The Display implementations in the node module don’t seem too idiomatic. Display should be used for user-facing output, and your implementation looks like something Debug would be more suitable for. I’m not sure why you need both the auto derived Debug implementation and a custom one.

parse_def and consume functions don’t need to be public.

consume function can be easily made to return Result<Token<'code>, &'code str> by replacing the last line with Err(& It would also be nice to create a wrapper error type for it because now it’s unclear what is returned in the Err case. When you return a string error, the reader will usually assume you’re using “stringly typed errors” and the string contains the full error message. This is not the case here. An explicit error type would be more understandable:

struct UnexpectedInput<'code>(&'code str);

impl<'code> fmt::Debug for UnexpectedInput<'code> {
    fn fmt(&self, f: &mut fmt::Formatter) -> fmt::Result {
        write!(f, "unexpected input: {}", self.0)

fn consume<'code>(tokens: &mut Vec<Token<'code>>, kind: &str) -> Result<Token<'code>, UnexpectedInput<'code>>  {
    let next_token = tokens.remove(0);

    if == kind {
        return Ok(next_token);


Passing kind as a string to consume is really bad.
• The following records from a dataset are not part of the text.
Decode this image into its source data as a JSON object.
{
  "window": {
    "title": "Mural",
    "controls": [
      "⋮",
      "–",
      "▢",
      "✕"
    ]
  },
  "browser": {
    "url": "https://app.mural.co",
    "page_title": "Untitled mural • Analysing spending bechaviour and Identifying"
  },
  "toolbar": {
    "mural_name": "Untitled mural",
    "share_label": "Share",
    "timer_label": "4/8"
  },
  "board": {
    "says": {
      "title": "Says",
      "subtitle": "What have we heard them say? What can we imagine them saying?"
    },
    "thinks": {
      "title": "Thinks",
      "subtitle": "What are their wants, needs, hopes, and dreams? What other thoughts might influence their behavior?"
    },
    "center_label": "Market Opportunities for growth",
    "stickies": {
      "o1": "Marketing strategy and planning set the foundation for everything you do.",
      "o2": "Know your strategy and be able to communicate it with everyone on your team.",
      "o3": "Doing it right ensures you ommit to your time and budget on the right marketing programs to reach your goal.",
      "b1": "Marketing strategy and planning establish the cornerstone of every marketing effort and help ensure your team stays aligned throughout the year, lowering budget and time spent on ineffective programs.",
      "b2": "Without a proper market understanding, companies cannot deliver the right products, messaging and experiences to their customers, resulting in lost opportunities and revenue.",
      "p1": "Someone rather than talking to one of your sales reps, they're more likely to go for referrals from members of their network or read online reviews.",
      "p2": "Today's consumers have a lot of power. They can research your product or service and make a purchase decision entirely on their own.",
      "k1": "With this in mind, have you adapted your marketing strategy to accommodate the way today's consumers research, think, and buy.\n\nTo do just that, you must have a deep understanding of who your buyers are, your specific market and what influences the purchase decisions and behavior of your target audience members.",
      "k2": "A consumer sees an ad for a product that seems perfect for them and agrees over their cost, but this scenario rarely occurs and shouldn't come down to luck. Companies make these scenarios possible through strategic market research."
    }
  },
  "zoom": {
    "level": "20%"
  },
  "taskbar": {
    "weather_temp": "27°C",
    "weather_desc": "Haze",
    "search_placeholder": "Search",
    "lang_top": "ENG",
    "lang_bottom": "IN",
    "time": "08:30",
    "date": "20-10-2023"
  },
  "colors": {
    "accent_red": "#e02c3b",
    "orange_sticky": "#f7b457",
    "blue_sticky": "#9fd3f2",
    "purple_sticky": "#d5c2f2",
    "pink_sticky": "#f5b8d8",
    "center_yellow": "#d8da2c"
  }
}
If you make a typo like consume(tokens, "idenfifier"), the compiler won’t catch it. It would be much better if a enum was used here instead (e.g. consume(tokens, TokenKind::Identifier)). Checking for enum equality is also much cheaper than string comparison.

index_is is missing a bounds check so it’s easy to cause a panic (let code = "def f(x, y, z)";). You may want to make a cleaner error message here.

tokenize function is recursive, so it will overflow the stack if the input is long enough. You should rewrite it as a loop.

get_next_token simply skips a char if no regexp matches the input, so let code = "def ? f(x, y, z) g(name, 2) end" succeeds. It should produce an error instead.

code[1..] will panic if your input is multi-byte (try Ф) because you’re slicing not at a char boundary. I don’t understand what you’re trying to do here. If you’re skipping whitespace, you can just make a token for it with a regexp that matches whitespace, then discard these tokens.

In get_next_token, you needlessly match regexp twice with is_match and captures. You can just write if let Some(cap) = { instead.

In get_next_token, String::from does unnecessary allocation. It can be removed without changing any code.

The indexing magic in get_next_token can be reduced to this one liner: let (value, code) = code.split_at(cap[0].len());.

Another interesting challenge is to rewrite tokenizer as an iterator. You access the tokens mostly sequentially, so a tokenizer iterator wrapped in a peekable would probably work as an input to parser.


Thank you so much! I’m going to get started on some of these things. I ran fmt and clippy, and might look at add tests and reading from stdin next. :smile: